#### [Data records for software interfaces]
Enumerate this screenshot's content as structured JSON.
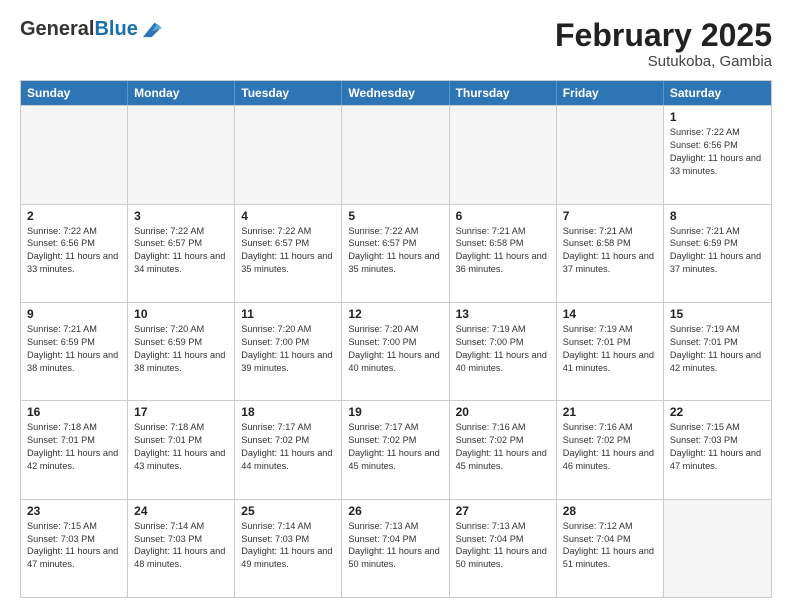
{
  "logo": {
    "general": "General",
    "blue": "Blue"
  },
  "header": {
    "month": "February 2025",
    "location": "Sutukoba, Gambia"
  },
  "weekdays": [
    "Sunday",
    "Monday",
    "Tuesday",
    "Wednesday",
    "Thursday",
    "Friday",
    "Saturday"
  ],
  "weeks": [
    [
      {
        "day": "",
        "info": ""
      },
      {
        "day": "",
        "info": ""
      },
      {
        "day": "",
        "info": ""
      },
      {
        "day": "",
        "info": ""
      },
      {
        "day": "",
        "info": ""
      },
      {
        "day": "",
        "info": ""
      },
      {
        "day": "1",
        "info": "Sunrise: 7:22 AM\nSunset: 6:56 PM\nDaylight: 11 hours and 33 minutes."
      }
    ],
    [
      {
        "day": "2",
        "info": "Sunrise: 7:22 AM\nSunset: 6:56 PM\nDaylight: 11 hours and 33 minutes."
      },
      {
        "day": "3",
        "info": "Sunrise: 7:22 AM\nSunset: 6:57 PM\nDaylight: 11 hours and 34 minutes."
      },
      {
        "day": "4",
        "info": "Sunrise: 7:22 AM\nSunset: 6:57 PM\nDaylight: 11 hours and 35 minutes."
      },
      {
        "day": "5",
        "info": "Sunrise: 7:22 AM\nSunset: 6:57 PM\nDaylight: 11 hours and 35 minutes."
      },
      {
        "day": "6",
        "info": "Sunrise: 7:21 AM\nSunset: 6:58 PM\nDaylight: 11 hours and 36 minutes."
      },
      {
        "day": "7",
        "info": "Sunrise: 7:21 AM\nSunset: 6:58 PM\nDaylight: 11 hours and 37 minutes."
      },
      {
        "day": "8",
        "info": "Sunrise: 7:21 AM\nSunset: 6:59 PM\nDaylight: 11 hours and 37 minutes."
      }
    ],
    [
      {
        "day": "9",
        "info": "Sunrise: 7:21 AM\nSunset: 6:59 PM\nDaylight: 11 hours and 38 minutes."
      },
      {
        "day": "10",
        "info": "Sunrise: 7:20 AM\nSunset: 6:59 PM\nDaylight: 11 hours and 38 minutes."
      },
      {
        "day": "11",
        "info": "Sunrise: 7:20 AM\nSunset: 7:00 PM\nDaylight: 11 hours and 39 minutes."
      },
      {
        "day": "12",
        "info": "Sunrise: 7:20 AM\nSunset: 7:00 PM\nDaylight: 11 hours and 40 minutes."
      },
      {
        "day": "13",
        "info": "Sunrise: 7:19 AM\nSunset: 7:00 PM\nDaylight: 11 hours and 40 minutes."
      },
      {
        "day": "14",
        "info": "Sunrise: 7:19 AM\nSunset: 7:01 PM\nDaylight: 11 hours and 41 minutes."
      },
      {
        "day": "15",
        "info": "Sunrise: 7:19 AM\nSunset: 7:01 PM\nDaylight: 11 hours and 42 minutes."
      }
    ],
    [
      {
        "day": "16",
        "info": "Sunrise: 7:18 AM\nSunset: 7:01 PM\nDaylight: 11 hours and 42 minutes."
      },
      {
        "day": "17",
        "info": "Sunrise: 7:18 AM\nSunset: 7:01 PM\nDaylight: 11 hours and 43 minutes."
      },
      {
        "day": "18",
        "info": "Sunrise: 7:17 AM\nSunset: 7:02 PM\nDaylight: 11 hours and 44 minutes."
      },
      {
        "day": "19",
        "info": "Sunrise: 7:17 AM\nSunset: 7:02 PM\nDaylight: 11 hours and 45 minutes."
      },
      {
        "day": "20",
        "info": "Sunrise: 7:16 AM\nSunset: 7:02 PM\nDaylight: 11 hours and 45 minutes."
      },
      {
        "day": "21",
        "info": "Sunrise: 7:16 AM\nSunset: 7:02 PM\nDaylight: 11 hours and 46 minutes."
      },
      {
        "day": "22",
        "info": "Sunrise: 7:15 AM\nSunset: 7:03 PM\nDaylight: 11 hours and 47 minutes."
      }
    ],
    [
      {
        "day": "23",
        "info": "Sunrise: 7:15 AM\nSunset: 7:03 PM\nDaylight: 11 hours and 47 minutes."
      },
      {
        "day": "24",
        "info": "Sunrise: 7:14 AM\nSunset: 7:03 PM\nDaylight: 11 hours and 48 minutes."
      },
      {
        "day": "25",
        "info": "Sunrise: 7:14 AM\nSunset: 7:03 PM\nDaylight: 11 hours and 49 minutes."
      },
      {
        "day": "26",
        "info": "Sunrise: 7:13 AM\nSunset: 7:04 PM\nDaylight: 11 hours and 50 minutes."
      },
      {
        "day": "27",
        "info": "Sunrise: 7:13 AM\nSunset: 7:04 PM\nDaylight: 11 hours and 50 minutes."
      },
      {
        "day": "28",
        "info": "Sunrise: 7:12 AM\nSunset: 7:04 PM\nDaylight: 11 hours and 51 minutes."
      },
      {
        "day": "",
        "info": ""
      }
    ]
  ]
}
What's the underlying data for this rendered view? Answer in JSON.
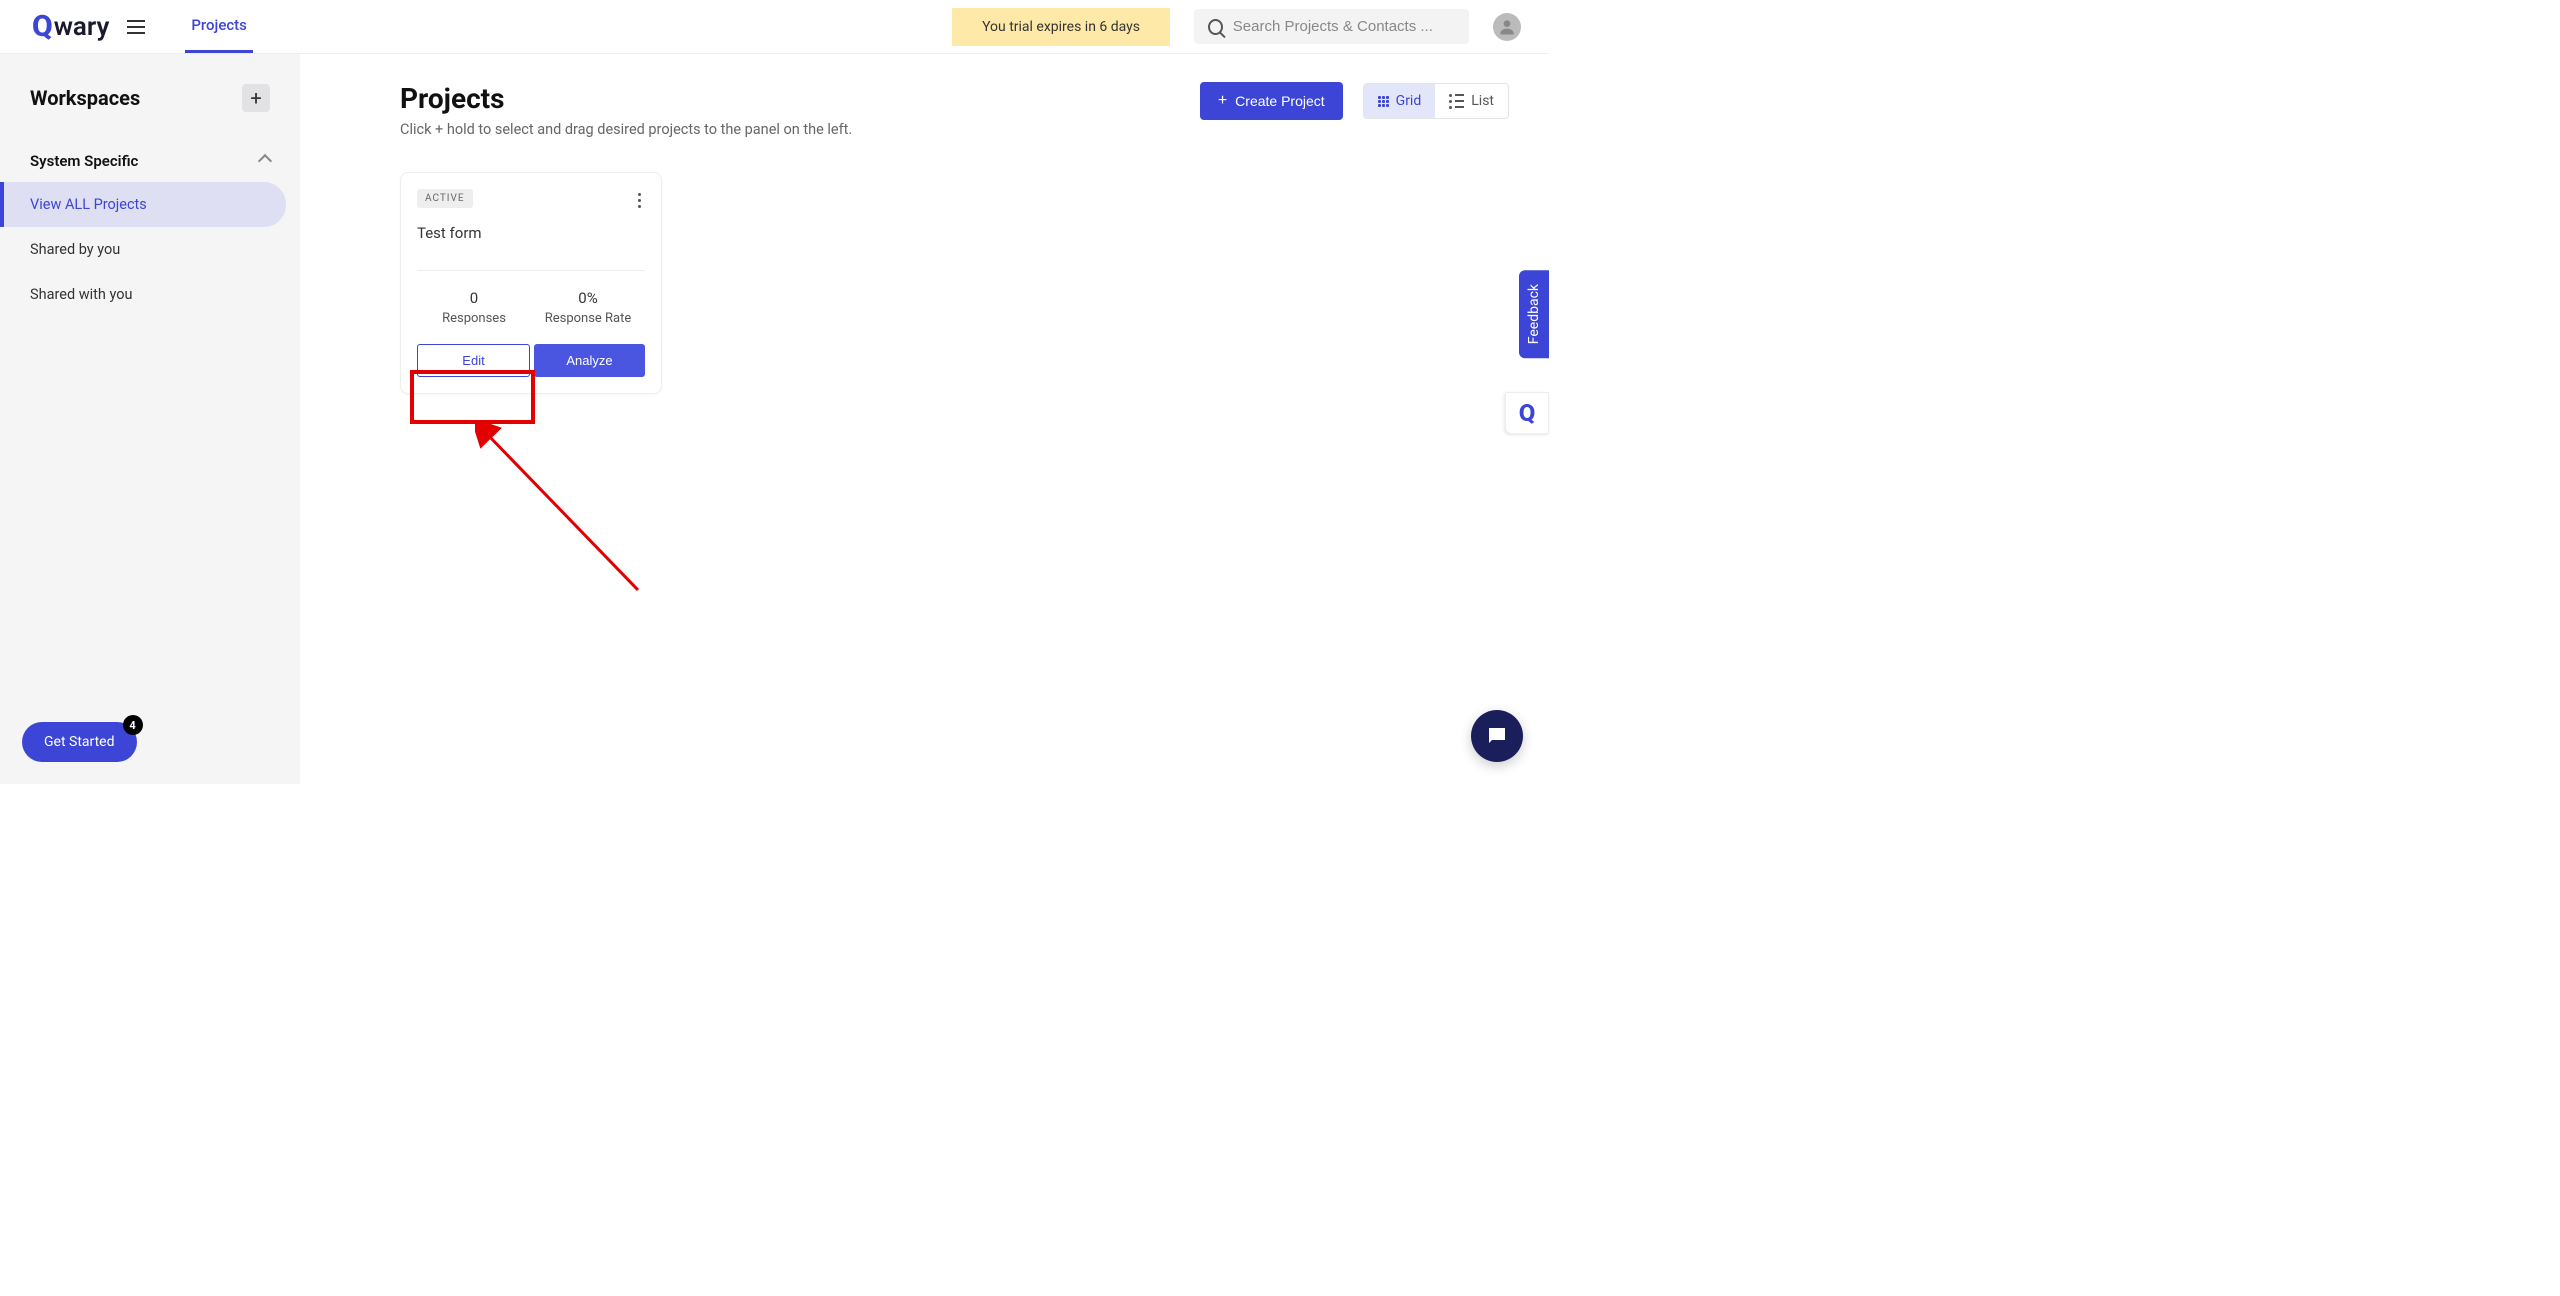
{
  "header": {
    "logo_text": "wary",
    "tab_projects": "Projects",
    "trial_banner": "You trial expires in 6 days",
    "search_placeholder": "Search Projects & Contacts ..."
  },
  "sidebar": {
    "title": "Workspaces",
    "section_label": "System Specific",
    "items": [
      {
        "label": "View ALL Projects"
      },
      {
        "label": "Shared by you"
      },
      {
        "label": "Shared with you"
      }
    ]
  },
  "main": {
    "title": "Projects",
    "subtitle": "Click + hold to select and drag desired projects to the panel on the left.",
    "create_btn": "Create Project",
    "view_grid": "Grid",
    "view_list": "List"
  },
  "card": {
    "status": "ACTIVE",
    "title": "Test form",
    "responses_val": "0",
    "responses_lbl": "Responses",
    "rate_val": "0%",
    "rate_lbl": "Response Rate",
    "edit_btn": "Edit",
    "analyze_btn": "Analyze"
  },
  "get_started": {
    "label": "Get Started",
    "badge": "4"
  },
  "feedback": {
    "label": "Feedback"
  }
}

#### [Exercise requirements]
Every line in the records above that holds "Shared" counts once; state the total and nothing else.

#### [Output for this exercise]
2